**Task description**
Examine the entries and show every line in which the word "value" is found.

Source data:

________________________

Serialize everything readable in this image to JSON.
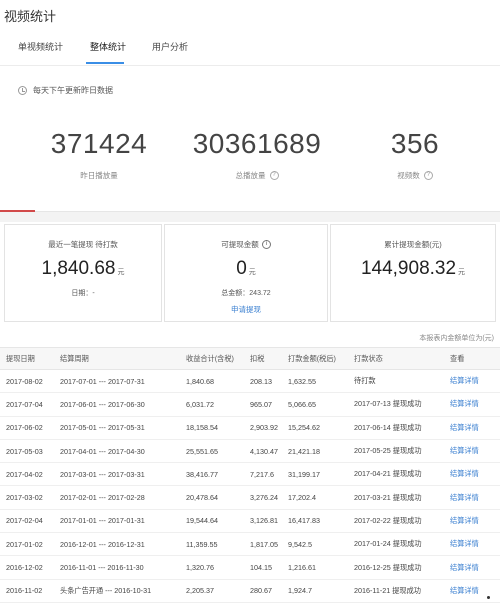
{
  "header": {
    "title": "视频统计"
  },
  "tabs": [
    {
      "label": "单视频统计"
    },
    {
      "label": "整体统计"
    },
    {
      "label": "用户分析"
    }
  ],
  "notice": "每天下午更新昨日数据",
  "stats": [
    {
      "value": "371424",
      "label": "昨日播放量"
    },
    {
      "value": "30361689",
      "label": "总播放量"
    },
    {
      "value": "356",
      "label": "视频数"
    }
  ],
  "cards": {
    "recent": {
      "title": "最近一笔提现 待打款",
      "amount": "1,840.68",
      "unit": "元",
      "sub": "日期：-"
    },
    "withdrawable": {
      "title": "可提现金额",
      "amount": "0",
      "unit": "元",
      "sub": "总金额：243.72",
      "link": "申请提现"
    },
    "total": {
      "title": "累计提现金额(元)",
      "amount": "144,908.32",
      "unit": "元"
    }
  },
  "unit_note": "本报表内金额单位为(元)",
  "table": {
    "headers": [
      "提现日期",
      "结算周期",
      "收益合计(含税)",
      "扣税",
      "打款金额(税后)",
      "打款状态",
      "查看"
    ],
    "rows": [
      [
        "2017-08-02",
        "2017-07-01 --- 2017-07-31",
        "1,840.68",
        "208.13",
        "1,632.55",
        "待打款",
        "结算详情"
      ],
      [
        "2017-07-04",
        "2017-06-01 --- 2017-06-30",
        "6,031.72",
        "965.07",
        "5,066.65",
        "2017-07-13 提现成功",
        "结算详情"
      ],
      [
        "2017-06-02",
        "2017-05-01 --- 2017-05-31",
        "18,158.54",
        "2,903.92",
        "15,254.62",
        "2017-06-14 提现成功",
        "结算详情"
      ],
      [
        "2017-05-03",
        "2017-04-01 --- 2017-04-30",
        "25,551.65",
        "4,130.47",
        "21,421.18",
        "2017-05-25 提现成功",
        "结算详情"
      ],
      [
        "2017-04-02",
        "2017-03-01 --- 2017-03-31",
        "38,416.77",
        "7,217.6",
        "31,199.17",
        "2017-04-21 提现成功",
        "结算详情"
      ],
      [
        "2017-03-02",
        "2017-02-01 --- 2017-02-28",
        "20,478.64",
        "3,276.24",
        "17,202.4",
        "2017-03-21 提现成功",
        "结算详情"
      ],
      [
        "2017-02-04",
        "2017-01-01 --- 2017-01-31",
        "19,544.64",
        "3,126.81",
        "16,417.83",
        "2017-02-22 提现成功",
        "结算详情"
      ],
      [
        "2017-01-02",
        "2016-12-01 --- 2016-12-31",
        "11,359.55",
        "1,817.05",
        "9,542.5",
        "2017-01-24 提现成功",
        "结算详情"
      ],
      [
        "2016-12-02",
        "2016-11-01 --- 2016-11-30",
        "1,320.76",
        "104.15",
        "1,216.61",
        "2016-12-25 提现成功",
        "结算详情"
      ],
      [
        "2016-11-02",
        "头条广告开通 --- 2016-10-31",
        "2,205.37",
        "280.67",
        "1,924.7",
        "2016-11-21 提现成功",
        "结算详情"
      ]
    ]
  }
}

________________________

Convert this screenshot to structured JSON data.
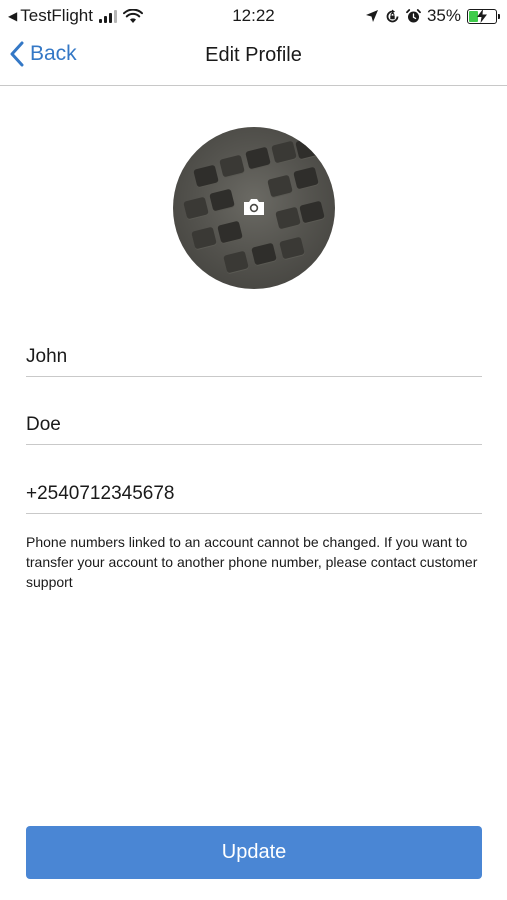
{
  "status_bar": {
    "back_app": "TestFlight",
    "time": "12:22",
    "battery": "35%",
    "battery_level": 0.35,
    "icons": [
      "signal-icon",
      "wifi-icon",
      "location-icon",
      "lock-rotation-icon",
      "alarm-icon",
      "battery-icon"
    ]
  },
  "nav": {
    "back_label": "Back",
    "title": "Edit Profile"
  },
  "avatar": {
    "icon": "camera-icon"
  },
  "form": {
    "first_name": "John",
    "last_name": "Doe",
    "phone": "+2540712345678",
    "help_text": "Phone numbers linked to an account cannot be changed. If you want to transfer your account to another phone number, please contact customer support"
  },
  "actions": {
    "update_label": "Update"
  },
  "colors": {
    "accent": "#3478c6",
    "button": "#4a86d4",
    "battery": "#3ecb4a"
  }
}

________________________

**Response to the task**
      "value": "371424",
      "value": "30361689",
      "value": "356",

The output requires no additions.